*** Exercise data Section Begins ***

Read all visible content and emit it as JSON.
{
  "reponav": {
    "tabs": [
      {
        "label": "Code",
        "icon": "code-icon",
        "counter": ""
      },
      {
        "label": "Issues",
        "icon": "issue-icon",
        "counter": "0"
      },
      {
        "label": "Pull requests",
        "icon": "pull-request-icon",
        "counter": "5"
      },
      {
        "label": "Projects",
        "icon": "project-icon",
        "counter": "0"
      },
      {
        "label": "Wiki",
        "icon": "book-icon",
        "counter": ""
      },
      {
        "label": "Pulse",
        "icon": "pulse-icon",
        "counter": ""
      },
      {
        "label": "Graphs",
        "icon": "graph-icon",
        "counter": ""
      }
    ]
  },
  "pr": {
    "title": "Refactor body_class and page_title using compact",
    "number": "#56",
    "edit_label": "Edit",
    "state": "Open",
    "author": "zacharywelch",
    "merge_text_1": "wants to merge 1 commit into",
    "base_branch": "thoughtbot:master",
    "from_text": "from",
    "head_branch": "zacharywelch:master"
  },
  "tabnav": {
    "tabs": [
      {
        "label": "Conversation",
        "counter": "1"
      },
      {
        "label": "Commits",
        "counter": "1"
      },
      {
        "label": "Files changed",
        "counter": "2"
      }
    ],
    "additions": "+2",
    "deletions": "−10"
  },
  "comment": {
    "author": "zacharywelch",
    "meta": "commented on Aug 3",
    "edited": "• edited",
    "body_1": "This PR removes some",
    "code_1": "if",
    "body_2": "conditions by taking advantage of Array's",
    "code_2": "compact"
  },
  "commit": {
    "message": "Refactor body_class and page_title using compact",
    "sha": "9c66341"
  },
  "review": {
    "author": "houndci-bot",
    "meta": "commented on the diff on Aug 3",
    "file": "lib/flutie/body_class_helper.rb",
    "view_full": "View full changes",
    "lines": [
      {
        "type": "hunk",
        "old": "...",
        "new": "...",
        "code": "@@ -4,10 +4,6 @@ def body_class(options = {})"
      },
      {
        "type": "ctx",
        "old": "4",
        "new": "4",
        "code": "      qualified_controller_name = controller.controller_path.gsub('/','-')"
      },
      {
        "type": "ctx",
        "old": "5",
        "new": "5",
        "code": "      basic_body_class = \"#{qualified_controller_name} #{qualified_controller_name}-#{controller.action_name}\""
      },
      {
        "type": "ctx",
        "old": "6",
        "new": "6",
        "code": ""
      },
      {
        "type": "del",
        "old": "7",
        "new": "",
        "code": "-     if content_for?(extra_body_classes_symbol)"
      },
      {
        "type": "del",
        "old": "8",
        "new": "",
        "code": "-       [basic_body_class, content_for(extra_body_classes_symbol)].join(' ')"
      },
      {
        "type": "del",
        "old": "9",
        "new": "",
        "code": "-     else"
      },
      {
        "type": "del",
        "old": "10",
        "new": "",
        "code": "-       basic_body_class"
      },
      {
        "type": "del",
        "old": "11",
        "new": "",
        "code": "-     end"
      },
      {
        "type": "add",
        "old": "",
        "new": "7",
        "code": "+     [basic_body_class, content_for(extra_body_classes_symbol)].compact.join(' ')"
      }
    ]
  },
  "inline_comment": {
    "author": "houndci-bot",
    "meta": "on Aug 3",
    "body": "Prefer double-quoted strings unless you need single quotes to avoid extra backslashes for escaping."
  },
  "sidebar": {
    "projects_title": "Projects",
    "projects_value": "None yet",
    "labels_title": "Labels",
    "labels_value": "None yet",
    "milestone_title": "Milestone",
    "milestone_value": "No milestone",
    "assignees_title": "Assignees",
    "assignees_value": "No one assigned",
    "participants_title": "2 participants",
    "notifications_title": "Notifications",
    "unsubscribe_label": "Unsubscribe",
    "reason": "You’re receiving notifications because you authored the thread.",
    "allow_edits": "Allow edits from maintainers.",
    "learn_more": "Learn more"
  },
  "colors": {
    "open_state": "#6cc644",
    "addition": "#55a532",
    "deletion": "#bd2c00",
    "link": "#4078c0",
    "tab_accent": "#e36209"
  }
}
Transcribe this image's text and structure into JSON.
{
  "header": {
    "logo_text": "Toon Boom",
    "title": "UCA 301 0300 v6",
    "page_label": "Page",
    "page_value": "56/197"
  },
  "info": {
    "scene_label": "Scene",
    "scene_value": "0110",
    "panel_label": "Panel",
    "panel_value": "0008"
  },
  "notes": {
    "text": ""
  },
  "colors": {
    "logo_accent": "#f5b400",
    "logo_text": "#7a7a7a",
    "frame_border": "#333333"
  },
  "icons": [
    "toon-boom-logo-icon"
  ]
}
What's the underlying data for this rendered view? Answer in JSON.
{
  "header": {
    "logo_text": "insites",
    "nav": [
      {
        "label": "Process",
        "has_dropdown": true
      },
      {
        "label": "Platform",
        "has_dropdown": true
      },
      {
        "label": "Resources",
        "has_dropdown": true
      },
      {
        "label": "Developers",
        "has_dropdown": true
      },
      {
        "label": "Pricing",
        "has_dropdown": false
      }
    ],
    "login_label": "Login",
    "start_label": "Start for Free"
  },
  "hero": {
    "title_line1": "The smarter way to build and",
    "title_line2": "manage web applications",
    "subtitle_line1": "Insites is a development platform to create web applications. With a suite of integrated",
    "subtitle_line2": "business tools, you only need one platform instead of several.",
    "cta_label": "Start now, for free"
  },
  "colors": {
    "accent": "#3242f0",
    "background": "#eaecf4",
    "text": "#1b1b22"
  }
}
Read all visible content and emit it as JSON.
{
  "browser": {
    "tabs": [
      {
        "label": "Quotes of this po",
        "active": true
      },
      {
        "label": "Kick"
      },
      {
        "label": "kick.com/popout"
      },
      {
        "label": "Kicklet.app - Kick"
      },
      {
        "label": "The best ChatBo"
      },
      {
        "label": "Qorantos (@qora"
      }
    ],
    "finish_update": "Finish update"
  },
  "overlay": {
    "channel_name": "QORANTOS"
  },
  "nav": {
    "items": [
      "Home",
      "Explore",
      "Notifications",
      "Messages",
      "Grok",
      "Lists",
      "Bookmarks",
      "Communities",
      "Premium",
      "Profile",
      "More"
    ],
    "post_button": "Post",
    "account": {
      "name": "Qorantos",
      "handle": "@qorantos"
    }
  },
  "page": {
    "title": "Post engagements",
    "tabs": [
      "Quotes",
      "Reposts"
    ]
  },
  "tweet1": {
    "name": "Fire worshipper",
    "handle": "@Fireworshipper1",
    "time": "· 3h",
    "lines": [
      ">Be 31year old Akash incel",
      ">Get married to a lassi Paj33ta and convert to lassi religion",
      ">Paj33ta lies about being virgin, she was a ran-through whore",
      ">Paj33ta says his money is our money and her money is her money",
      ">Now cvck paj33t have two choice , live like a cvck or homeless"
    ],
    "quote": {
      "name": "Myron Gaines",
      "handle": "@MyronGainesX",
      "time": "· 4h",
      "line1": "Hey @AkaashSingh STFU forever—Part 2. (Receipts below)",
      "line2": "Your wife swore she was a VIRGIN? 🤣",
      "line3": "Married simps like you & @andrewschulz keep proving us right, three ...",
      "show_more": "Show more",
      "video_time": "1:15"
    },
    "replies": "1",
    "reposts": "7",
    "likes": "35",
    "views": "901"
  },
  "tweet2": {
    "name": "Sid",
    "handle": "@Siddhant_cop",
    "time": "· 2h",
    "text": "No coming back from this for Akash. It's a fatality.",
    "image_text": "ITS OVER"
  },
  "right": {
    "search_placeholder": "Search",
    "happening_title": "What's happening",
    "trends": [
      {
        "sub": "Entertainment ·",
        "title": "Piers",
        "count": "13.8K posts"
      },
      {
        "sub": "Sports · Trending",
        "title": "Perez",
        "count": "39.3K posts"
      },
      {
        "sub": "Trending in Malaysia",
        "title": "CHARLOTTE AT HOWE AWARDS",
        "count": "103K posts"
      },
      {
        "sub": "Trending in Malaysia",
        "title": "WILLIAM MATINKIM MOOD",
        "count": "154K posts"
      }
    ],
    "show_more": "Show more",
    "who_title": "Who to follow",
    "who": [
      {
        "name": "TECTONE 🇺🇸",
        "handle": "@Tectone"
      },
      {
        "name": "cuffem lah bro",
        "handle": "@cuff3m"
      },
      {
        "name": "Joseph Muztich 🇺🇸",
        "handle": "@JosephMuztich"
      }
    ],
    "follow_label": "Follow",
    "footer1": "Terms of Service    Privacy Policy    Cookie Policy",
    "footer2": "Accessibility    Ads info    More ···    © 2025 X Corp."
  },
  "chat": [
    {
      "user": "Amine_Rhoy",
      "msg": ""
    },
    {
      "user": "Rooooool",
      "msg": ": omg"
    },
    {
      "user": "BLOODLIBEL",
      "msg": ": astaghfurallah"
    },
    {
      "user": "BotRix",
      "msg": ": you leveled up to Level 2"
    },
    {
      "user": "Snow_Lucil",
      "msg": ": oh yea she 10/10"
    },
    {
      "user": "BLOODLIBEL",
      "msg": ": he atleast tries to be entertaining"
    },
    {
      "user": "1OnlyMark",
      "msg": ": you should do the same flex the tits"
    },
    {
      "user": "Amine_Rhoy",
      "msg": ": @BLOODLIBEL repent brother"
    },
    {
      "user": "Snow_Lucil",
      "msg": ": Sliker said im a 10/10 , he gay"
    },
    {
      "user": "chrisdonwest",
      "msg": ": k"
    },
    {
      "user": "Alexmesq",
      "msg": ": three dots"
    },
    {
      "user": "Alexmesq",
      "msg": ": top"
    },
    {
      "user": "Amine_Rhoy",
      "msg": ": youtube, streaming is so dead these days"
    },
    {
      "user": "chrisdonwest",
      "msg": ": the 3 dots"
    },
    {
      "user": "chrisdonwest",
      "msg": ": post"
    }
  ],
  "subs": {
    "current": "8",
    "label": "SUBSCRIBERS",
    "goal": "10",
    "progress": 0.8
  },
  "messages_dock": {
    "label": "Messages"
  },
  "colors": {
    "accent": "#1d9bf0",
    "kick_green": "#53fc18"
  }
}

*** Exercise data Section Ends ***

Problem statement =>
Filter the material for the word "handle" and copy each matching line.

Your solution =>
      "handle": "@qorantos"
    "handle": "@Fireworshipper1",
      "handle": "@MyronGainesX",
    "handle": "@Siddhant_cop",
        "handle": "@Tectone"
        "handle": "@cuff3m"
        "handle": "@JosephMuztich"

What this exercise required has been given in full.